Does non-visual action equal inaction? I say no, and there is a reason for it. Non-visual action ideally represents thinking rationally about a problem to come up with an appropriate response. This response could be to change something or the keep something the same. Either way, the thinking itself contributes to a wise conclusion as to direction and later action.

Inaction, on the other hand, is no action and no thought. Both non-action and inaction look the same outwardly, but are very different. When an incident occurs, as they are and have been for thousands of years, some believe immediate action for a long-term solution is the answer. Such remedies are often short-term and serve no purpose for the long-term. It results in a mob mentality that only generates further problems. The response against violence becomes violent, and nothing is accomplished of lasting worth. The new issue (which did not exist before) is who is at fault for the violence.

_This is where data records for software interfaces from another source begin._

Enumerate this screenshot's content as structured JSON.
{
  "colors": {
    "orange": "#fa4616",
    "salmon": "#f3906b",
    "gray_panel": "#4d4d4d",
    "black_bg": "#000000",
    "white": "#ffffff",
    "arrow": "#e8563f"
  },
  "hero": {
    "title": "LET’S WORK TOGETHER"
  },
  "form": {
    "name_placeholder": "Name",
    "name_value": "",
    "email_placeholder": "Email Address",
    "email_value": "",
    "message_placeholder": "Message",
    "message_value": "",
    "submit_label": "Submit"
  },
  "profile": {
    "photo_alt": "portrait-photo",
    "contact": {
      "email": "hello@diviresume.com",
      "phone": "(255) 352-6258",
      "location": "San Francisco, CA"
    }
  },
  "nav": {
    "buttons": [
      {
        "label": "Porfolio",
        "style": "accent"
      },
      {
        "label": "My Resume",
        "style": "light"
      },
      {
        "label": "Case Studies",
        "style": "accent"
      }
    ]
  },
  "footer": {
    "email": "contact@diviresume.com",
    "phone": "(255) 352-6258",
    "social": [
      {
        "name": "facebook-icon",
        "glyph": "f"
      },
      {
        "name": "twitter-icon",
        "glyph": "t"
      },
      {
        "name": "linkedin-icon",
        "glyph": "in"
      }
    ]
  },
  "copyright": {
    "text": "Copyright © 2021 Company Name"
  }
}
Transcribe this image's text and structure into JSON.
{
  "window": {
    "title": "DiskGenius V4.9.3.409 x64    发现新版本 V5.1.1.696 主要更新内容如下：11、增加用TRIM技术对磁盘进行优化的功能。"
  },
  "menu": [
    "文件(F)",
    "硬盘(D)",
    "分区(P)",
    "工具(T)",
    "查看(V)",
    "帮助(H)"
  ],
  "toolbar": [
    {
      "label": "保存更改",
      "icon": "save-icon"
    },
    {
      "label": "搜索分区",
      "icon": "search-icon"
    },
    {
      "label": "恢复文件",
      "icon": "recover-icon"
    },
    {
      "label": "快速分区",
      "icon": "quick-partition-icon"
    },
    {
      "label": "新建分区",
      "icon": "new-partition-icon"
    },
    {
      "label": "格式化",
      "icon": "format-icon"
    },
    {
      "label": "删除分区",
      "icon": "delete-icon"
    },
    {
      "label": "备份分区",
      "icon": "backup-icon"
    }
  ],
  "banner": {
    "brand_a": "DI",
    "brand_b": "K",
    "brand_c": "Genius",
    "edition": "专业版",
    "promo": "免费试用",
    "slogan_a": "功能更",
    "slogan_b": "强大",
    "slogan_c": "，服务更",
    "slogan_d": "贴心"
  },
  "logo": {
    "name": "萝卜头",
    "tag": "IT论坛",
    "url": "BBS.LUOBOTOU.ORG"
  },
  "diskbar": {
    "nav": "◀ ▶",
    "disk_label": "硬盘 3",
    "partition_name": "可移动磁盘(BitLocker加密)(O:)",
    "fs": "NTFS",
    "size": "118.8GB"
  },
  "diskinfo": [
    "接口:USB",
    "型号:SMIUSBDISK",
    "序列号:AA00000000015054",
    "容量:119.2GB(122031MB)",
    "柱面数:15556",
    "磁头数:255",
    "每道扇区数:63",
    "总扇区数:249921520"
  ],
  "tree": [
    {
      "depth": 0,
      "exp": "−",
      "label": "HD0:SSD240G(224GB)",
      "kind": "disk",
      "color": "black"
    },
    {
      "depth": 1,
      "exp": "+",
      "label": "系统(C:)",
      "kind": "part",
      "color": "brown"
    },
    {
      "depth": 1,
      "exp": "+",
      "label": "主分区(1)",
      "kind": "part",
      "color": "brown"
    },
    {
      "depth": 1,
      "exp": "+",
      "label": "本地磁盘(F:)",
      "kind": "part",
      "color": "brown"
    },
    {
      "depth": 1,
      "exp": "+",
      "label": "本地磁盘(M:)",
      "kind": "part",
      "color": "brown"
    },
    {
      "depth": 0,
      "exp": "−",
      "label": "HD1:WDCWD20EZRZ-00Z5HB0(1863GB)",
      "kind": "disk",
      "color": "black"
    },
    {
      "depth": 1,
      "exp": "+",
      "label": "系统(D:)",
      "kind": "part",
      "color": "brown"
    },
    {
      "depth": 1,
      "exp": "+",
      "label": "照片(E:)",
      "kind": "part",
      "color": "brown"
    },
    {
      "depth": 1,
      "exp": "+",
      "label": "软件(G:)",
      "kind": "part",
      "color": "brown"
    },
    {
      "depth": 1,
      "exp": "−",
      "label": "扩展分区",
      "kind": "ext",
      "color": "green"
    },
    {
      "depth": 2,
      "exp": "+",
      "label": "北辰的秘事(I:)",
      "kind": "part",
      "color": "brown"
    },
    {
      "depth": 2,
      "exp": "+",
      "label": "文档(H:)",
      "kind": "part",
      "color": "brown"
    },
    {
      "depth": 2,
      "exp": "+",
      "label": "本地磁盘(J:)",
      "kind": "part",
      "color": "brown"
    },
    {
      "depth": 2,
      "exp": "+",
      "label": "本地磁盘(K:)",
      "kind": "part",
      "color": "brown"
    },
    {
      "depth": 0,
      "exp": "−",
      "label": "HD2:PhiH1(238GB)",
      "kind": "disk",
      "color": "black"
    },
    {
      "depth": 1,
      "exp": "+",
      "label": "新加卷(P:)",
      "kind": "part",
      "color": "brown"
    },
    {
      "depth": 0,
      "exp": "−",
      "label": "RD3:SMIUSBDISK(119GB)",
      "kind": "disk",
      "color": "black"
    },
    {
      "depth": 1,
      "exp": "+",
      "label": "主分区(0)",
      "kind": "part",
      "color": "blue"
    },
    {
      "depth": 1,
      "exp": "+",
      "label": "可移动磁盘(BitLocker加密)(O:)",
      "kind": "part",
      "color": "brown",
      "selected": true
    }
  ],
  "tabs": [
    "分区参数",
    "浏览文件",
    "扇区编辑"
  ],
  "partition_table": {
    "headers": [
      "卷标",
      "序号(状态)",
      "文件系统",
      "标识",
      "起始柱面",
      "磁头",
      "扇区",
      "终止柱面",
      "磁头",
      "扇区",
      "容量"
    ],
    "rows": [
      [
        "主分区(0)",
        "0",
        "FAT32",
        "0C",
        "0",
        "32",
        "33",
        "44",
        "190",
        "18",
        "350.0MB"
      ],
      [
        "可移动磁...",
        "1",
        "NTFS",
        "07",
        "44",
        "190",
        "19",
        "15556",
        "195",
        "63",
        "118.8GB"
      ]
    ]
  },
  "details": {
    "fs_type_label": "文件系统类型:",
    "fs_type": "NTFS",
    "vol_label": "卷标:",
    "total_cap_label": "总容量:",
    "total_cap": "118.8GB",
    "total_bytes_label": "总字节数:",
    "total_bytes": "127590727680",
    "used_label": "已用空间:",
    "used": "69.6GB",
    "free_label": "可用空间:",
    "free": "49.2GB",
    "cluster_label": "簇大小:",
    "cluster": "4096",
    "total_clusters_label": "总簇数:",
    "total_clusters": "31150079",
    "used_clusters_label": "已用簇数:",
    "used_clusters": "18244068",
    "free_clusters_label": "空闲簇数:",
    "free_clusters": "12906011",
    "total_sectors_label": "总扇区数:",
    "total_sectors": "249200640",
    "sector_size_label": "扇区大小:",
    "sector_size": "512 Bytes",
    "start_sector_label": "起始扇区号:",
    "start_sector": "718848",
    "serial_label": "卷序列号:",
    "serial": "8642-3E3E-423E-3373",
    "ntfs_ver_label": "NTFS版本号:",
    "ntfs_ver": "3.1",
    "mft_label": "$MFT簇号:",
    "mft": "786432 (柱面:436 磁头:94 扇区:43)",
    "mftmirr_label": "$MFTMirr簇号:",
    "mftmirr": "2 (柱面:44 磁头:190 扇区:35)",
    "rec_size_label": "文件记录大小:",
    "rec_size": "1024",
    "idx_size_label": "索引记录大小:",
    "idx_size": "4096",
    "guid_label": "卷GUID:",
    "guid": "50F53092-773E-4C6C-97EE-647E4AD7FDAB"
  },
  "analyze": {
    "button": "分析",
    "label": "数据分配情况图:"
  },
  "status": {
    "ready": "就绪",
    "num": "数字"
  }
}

When a person commits a crime, that individual makes a decision to do so. He could have been influenced by others, but it was he who committed the crime. The consequences of his actions could be widespread, but no more so than those who take advantage of the crime want to take them. This is why all German people were not obliterated for the actions of Hitler and his band of evil-doers. It’s also why Japan was allowed and aided to re-build after the devastating war initiated by its leaders. To do violence to those who believe a particular way but do not hurt people or destroy property is to render the original problem further down the list or priorities. Creating worse problems never solves anything. This is how mobs grow without thought and tragic results come about. To respond to an event within thirty seconds is not required, even if demanded by others, nor is it wise. To say something helpful requires intentional words and actions that lead to better things. The term used when I was young was, “popping off.” We hear much of that, but too little careful responses in an appropriate amount of time. A reflex does not think, and neither do careless, immediate word battles bring sense to senseless action.